With certain mortgage programs, a down payment on a home may cost you as little as 3% of the purchase price.
At the other end of the spectrum, 20% is the level at which lenders feel most comfortable with conventional loans. There are tradeoffs between a bare minimum down payment and that 20% mark, which a real estate agent will be able to highlight.
Interest rates have stayed relatively stable during the COVID-19 pandemic. Let’s look at the same home purchase through these two lenses:
$200,000 purchase with 20% down
$200,000 purchase with a 3% down payment
Here are some different types of government-backed and government-sponsored mortgage programs and down payment requirements:
Different lenders may set their own specific requirements for down payments and debt-to-income ratios.
Amounts may also be tied to the borrower’s credit score. A credit score of 580 or better allows you to meet the 3.5% minimum but falling between 500 and 579 will force you to put down 10%.
There are mortgage programs that don’t require you to put anything down.
These loans are obtained through the United States Department of Agriculture (USDA) and the Veteran’s Administration (VA). Borrowers who qualify for zero-down mortgages may need some funds to apply toward applicable fees, so they'll need some out-of-pocket funds.
For USDA mortgages, homes must be situated within a specified rural area. For VA loans, veterans will need to have fulfilled minimum time requirements served during peacetime or wartime.
Setting and meeting a savings goal is the best way to come up with a down payment. First-time homebuyers usually have a tougher time pulling one together because homeowners can use equity from their current home as a down payment for a new one.
But it’s important to maintain an emergency fund of three-to-six months’ income in a bank account after you’ve set aside enough money for a down payment. You could also look toward other assets, such as stocks, bonds, and mutual funds. Some prospective buyers may tap retirement plans, such as 401(k) plans, to gather the funding, and others may use gifts from friends or family members.
One avenue to steer away from is making under-the-table agreements with sellers in which a lower price is negotiated in exchange for cash payments. Those types of deals might run afoul of lending and tax regulations, so avoid those approaches at all costs.
Pulling together a down payment can take considerable planning and discipline.
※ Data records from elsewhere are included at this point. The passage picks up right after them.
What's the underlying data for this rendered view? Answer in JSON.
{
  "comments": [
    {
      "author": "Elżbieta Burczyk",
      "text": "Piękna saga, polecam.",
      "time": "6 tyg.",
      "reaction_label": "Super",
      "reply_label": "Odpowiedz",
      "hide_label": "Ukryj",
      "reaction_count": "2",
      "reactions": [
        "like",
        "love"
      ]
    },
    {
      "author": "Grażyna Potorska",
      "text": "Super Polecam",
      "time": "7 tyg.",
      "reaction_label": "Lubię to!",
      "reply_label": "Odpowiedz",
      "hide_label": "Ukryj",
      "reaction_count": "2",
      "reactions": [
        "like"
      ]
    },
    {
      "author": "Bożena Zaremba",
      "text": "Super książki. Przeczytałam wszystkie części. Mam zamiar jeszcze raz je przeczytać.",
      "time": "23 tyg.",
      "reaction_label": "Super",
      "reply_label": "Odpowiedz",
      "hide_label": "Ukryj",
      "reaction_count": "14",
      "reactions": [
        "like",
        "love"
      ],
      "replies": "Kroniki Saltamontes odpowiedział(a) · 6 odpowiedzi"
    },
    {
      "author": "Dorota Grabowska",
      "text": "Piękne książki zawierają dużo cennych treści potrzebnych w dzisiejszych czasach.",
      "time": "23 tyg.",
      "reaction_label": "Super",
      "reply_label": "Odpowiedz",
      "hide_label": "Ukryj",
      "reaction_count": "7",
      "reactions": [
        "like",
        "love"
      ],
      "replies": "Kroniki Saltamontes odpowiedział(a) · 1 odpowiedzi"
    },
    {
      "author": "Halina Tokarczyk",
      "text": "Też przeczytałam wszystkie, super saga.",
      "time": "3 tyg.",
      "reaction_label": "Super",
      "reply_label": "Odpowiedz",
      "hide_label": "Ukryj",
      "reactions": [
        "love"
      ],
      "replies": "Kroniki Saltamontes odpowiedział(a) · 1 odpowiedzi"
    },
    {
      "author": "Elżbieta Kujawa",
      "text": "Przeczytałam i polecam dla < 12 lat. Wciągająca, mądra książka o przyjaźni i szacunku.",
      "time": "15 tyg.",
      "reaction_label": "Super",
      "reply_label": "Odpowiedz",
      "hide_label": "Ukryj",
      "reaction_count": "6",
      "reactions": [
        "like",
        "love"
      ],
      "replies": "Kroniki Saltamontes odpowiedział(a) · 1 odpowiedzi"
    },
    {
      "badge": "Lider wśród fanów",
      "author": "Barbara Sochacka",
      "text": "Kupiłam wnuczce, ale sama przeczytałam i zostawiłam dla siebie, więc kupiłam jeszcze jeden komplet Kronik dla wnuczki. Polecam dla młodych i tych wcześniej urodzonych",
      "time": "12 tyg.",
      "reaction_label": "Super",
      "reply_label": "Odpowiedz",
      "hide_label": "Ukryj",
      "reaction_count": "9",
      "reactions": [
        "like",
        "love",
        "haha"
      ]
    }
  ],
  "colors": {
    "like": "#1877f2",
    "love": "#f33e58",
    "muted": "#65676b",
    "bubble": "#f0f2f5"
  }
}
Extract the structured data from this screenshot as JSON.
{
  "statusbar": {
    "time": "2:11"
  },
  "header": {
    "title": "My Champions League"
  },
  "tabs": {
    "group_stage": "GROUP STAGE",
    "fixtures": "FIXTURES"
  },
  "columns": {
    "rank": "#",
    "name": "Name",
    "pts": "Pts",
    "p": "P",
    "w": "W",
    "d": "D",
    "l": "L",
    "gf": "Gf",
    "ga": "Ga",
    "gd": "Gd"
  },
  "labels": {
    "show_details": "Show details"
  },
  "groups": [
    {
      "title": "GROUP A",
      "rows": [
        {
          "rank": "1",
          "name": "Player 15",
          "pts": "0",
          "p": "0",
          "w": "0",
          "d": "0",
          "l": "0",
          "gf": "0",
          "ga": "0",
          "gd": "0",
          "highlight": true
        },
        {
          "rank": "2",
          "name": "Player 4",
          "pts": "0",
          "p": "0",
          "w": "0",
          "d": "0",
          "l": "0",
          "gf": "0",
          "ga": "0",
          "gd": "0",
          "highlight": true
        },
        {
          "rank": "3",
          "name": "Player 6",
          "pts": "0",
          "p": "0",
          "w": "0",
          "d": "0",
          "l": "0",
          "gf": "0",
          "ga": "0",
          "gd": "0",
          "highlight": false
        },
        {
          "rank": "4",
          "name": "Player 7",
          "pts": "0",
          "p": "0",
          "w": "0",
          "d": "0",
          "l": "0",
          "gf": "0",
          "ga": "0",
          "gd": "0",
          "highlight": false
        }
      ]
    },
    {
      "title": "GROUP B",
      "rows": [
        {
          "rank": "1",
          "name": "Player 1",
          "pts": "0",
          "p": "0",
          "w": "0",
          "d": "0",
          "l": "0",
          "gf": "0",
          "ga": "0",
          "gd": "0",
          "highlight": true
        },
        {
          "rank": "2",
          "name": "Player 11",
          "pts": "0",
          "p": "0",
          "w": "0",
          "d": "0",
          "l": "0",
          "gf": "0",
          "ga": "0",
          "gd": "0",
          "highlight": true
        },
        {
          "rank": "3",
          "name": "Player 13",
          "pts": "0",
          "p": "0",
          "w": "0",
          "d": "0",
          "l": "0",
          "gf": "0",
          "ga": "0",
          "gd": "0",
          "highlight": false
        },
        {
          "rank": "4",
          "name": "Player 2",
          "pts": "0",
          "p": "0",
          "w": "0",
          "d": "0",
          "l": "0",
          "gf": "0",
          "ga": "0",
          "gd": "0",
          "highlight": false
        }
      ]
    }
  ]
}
The dividends you can reap from owning a home can make the sacrifices well worth the trouble. The first investment you can make, though, is getting as much information as possible on down payments and how to make one work best for you.